TASK GOAL: Your reply should be only the number of lines in the records that contain the word "Stck".

DATA FOR PROCESSING:

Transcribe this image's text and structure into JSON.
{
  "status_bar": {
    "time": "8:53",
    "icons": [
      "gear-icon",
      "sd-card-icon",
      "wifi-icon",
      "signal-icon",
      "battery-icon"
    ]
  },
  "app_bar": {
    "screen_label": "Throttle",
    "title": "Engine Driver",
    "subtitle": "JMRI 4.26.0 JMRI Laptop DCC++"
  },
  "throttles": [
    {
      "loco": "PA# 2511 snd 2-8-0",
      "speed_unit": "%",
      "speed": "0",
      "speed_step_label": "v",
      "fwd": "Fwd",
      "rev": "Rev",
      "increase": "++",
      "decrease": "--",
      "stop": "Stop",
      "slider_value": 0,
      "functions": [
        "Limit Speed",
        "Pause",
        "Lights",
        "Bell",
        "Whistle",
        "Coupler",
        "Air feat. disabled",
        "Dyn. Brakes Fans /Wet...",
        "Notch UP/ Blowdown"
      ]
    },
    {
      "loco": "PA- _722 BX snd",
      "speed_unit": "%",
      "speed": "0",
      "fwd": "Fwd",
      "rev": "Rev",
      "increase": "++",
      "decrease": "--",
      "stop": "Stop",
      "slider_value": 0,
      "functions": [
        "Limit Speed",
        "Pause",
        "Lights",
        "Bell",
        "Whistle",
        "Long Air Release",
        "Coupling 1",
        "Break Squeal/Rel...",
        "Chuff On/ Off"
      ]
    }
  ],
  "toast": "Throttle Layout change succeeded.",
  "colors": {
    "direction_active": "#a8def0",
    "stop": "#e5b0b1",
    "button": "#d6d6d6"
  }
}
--
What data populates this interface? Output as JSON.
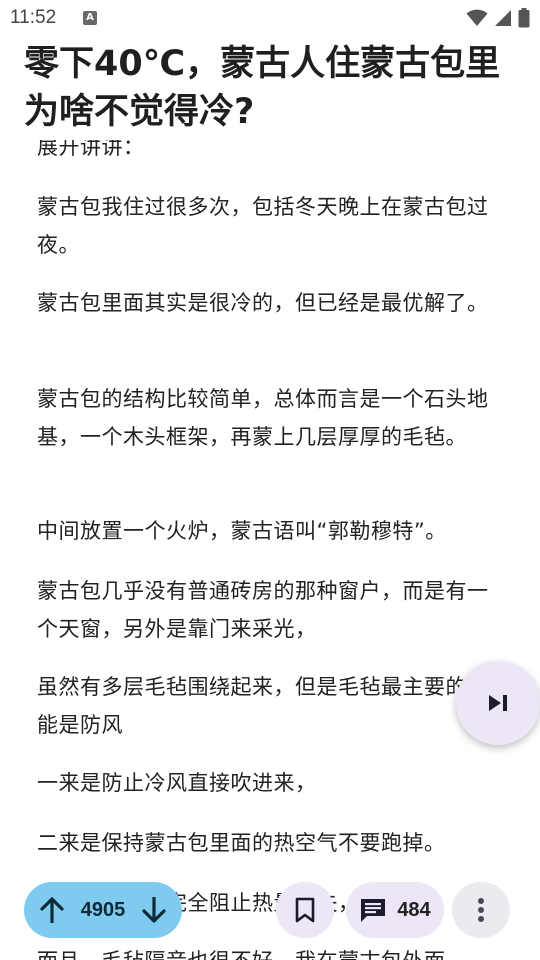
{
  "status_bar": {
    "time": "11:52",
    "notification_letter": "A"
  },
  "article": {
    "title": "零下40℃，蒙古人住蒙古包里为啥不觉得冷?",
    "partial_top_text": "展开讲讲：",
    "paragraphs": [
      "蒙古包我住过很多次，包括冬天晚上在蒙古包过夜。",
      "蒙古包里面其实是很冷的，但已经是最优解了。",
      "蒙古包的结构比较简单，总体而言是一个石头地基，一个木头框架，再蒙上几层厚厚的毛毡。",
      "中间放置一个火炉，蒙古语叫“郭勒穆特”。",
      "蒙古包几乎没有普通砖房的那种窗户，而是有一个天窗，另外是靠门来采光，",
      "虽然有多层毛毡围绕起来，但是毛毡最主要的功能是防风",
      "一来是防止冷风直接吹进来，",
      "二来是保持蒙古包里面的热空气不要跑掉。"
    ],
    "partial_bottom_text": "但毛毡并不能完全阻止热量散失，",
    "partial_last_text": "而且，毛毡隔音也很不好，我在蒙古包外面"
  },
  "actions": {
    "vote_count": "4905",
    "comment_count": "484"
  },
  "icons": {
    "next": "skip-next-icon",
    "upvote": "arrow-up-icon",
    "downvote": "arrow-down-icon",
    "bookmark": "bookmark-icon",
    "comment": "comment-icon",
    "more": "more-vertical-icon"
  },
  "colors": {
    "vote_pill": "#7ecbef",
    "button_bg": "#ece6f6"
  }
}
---
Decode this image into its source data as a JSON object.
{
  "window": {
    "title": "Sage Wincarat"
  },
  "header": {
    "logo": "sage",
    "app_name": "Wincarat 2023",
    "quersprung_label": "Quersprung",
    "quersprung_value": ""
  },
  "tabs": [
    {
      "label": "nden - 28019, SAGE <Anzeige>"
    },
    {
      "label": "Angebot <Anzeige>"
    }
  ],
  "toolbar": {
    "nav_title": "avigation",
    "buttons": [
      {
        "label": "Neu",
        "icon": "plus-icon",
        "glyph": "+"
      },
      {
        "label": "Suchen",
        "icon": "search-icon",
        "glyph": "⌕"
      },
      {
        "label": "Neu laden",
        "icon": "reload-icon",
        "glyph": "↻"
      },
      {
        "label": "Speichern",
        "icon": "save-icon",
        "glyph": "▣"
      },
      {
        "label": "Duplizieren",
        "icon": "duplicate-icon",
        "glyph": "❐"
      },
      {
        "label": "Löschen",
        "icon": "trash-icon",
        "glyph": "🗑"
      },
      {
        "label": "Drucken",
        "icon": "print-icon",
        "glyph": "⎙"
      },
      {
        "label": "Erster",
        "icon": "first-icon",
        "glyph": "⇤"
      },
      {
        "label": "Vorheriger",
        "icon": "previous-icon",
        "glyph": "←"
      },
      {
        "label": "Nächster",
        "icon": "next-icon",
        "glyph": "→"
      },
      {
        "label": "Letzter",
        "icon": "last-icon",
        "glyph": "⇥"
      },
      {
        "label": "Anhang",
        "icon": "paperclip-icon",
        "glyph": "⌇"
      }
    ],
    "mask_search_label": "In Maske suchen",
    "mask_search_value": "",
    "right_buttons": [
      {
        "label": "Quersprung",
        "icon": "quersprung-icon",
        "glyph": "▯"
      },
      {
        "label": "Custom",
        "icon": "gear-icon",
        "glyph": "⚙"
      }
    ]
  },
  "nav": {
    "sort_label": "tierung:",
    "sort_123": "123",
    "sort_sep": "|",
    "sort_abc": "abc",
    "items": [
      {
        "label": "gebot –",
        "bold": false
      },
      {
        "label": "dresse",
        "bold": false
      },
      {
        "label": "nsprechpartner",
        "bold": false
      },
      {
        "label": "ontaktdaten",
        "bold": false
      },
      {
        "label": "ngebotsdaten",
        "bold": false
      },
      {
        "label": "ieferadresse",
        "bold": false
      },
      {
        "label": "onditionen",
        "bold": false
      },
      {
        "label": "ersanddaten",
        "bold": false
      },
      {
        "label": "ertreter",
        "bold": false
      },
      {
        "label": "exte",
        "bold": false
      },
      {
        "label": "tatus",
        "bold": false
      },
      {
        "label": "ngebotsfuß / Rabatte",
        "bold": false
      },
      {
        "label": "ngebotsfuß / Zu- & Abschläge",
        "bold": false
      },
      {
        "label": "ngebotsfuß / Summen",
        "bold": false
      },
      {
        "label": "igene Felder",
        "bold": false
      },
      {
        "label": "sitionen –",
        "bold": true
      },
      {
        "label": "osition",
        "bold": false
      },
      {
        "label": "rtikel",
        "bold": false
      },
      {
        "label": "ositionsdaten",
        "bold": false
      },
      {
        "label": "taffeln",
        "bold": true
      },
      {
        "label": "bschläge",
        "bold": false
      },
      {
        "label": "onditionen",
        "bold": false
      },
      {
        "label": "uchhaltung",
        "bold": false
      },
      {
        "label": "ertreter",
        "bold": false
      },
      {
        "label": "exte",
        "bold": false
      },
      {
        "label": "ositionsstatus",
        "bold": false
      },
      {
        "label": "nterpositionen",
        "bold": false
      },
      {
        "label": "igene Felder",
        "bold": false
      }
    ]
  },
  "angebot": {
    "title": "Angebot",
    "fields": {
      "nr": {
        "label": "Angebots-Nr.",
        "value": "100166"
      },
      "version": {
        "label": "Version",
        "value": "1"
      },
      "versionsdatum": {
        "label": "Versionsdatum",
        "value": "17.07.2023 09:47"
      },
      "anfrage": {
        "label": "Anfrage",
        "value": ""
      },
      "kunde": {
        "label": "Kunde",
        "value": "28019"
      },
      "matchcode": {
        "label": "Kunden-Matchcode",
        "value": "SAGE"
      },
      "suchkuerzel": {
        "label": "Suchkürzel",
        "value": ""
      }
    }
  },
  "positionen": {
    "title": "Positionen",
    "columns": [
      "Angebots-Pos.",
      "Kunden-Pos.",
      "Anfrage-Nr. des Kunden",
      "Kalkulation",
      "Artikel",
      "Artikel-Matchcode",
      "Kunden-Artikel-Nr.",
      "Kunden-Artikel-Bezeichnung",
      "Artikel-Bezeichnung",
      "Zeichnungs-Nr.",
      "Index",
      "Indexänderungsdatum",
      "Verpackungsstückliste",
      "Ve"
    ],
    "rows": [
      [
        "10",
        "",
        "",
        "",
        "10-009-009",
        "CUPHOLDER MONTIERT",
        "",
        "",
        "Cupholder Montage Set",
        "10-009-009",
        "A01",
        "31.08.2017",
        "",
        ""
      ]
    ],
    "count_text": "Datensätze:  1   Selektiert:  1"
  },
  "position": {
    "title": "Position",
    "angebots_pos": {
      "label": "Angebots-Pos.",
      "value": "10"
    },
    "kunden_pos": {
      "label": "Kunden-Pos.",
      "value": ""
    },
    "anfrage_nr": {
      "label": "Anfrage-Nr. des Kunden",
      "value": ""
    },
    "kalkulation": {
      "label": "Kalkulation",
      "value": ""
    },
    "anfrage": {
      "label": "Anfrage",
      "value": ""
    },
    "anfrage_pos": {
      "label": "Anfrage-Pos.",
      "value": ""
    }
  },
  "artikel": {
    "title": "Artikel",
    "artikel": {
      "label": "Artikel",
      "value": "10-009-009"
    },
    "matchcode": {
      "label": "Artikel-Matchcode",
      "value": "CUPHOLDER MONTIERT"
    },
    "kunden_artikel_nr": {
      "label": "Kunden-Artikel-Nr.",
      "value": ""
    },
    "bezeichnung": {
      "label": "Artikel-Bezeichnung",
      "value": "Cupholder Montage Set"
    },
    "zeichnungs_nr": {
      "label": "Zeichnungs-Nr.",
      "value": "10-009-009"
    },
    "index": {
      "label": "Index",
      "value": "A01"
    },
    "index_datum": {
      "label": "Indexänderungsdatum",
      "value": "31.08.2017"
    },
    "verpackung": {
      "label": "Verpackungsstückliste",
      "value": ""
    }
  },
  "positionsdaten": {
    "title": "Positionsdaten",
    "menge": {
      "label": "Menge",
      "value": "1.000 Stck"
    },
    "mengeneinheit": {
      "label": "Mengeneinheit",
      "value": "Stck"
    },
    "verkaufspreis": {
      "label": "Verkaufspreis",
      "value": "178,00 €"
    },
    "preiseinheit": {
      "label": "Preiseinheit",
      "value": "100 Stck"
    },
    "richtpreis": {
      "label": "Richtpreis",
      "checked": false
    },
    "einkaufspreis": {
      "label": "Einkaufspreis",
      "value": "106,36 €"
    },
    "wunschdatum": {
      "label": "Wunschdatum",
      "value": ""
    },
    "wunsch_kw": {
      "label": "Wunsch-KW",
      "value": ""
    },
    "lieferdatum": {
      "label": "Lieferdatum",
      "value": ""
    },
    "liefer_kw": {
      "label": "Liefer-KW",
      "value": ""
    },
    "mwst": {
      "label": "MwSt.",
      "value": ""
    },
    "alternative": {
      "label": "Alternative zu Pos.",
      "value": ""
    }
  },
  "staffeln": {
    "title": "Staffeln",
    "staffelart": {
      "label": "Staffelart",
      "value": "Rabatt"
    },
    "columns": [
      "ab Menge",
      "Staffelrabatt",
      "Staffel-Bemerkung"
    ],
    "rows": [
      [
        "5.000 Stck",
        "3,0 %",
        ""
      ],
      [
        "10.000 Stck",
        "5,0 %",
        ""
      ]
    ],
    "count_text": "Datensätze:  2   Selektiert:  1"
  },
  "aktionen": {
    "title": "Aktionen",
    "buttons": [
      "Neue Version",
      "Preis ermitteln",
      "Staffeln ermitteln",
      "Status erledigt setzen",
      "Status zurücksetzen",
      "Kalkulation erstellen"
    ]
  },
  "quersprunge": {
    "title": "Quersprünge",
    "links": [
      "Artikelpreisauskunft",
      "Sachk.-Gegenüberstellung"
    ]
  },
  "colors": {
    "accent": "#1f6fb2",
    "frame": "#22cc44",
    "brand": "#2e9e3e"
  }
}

THE COMPLETED TASK: 5